MATERIAL SUPPLIED section start
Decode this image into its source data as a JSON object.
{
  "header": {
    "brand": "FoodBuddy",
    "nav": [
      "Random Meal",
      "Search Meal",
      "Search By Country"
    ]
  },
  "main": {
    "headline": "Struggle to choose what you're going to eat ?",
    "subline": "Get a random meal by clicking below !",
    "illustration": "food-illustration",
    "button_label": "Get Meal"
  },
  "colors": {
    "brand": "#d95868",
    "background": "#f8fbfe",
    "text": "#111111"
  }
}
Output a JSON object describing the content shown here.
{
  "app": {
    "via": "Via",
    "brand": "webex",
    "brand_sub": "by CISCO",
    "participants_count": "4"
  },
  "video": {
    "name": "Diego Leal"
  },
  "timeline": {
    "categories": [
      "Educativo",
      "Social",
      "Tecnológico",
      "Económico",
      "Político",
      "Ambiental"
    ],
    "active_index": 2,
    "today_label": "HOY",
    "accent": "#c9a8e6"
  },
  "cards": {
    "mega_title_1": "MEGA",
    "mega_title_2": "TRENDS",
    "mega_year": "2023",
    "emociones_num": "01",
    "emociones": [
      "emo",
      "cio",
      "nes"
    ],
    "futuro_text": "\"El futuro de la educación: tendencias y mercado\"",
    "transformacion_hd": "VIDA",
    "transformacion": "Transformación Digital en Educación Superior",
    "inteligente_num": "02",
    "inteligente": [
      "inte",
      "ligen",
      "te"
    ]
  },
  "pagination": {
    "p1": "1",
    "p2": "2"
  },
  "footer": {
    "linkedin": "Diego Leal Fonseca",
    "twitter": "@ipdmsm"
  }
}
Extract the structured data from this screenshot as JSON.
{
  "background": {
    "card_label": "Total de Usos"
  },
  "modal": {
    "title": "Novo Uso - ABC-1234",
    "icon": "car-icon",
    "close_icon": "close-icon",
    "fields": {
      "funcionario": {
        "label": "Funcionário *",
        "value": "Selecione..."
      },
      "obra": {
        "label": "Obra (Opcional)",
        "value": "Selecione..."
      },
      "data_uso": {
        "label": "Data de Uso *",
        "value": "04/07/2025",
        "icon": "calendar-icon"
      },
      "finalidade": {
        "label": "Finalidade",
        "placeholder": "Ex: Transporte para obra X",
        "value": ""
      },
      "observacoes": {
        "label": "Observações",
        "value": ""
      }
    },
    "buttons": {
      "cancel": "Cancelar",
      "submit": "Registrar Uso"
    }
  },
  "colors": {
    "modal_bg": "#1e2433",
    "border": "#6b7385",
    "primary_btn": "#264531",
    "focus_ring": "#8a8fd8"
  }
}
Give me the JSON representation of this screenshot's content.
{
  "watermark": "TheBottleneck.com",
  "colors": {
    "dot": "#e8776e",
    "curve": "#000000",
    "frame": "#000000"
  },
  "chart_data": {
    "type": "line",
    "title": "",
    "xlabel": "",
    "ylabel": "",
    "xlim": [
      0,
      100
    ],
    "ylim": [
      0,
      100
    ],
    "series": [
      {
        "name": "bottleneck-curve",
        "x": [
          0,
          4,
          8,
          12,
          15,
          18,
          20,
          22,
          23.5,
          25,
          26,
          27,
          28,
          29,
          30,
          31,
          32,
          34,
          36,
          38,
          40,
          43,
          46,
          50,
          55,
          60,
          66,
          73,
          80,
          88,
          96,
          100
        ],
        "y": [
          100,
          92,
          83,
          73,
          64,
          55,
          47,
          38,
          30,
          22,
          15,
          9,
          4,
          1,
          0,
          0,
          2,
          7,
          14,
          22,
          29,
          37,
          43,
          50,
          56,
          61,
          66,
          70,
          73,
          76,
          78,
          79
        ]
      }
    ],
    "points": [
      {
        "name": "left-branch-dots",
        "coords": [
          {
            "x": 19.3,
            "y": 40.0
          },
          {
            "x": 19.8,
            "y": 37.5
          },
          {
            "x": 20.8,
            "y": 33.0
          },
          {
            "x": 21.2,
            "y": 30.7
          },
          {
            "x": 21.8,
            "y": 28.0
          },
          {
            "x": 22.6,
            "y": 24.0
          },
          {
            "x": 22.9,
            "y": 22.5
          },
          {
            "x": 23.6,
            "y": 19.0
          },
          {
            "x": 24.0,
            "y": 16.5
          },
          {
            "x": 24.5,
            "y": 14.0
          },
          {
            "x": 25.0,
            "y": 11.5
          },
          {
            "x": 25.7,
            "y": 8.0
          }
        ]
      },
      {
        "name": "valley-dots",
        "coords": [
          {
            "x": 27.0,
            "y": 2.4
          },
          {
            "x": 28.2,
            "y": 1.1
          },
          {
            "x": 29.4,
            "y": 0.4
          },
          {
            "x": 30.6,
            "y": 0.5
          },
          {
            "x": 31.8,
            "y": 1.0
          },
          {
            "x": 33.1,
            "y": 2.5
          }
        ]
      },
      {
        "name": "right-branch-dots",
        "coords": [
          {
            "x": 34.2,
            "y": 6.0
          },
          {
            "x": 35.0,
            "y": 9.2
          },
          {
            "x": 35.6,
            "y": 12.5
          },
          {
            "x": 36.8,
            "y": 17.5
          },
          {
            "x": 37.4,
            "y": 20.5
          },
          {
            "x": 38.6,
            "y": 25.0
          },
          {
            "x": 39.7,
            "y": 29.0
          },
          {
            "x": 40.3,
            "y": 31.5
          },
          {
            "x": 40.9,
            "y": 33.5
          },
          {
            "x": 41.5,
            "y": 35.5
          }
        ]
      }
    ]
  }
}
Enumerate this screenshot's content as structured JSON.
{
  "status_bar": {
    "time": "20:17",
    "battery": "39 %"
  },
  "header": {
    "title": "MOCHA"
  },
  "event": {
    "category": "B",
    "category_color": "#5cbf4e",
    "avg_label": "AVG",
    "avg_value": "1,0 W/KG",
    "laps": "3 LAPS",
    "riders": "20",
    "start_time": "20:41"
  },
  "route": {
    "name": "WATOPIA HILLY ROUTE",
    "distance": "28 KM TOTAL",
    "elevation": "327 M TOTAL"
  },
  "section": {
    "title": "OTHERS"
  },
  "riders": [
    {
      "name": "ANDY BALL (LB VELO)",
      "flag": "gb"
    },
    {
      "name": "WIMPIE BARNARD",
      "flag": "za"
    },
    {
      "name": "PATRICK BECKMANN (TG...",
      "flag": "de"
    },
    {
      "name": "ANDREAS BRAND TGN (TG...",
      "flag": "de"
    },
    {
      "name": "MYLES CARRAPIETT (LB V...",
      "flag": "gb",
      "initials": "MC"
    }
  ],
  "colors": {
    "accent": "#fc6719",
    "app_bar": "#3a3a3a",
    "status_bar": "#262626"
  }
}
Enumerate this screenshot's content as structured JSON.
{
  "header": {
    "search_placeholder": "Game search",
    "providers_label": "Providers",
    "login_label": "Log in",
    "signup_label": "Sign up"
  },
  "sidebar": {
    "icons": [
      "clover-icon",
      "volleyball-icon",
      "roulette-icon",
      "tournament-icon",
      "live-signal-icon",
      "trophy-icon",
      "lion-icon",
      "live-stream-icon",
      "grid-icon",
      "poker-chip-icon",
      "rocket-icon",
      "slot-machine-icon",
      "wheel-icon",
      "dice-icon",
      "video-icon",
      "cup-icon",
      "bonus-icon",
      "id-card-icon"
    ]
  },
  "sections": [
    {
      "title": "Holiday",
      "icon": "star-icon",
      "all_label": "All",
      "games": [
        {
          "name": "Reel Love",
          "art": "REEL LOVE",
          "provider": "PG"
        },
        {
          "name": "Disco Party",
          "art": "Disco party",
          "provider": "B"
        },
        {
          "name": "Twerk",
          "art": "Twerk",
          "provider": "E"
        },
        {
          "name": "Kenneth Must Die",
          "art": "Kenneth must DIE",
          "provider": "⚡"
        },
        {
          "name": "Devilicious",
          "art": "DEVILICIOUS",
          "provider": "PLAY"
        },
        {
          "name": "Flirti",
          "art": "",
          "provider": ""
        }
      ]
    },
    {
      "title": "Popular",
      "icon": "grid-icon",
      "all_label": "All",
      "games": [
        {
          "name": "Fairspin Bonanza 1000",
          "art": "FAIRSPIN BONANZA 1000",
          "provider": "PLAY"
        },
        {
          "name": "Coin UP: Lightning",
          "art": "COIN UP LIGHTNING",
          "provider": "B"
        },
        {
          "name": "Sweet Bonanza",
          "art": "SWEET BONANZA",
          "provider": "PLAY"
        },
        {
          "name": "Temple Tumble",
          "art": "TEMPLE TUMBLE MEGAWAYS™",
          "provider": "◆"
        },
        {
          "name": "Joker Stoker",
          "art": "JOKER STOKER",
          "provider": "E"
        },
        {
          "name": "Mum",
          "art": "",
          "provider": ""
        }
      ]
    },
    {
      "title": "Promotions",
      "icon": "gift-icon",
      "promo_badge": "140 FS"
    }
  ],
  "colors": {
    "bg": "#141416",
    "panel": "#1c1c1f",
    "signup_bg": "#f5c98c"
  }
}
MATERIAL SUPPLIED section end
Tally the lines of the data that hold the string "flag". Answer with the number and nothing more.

## EXERCISE RESPONSE:
5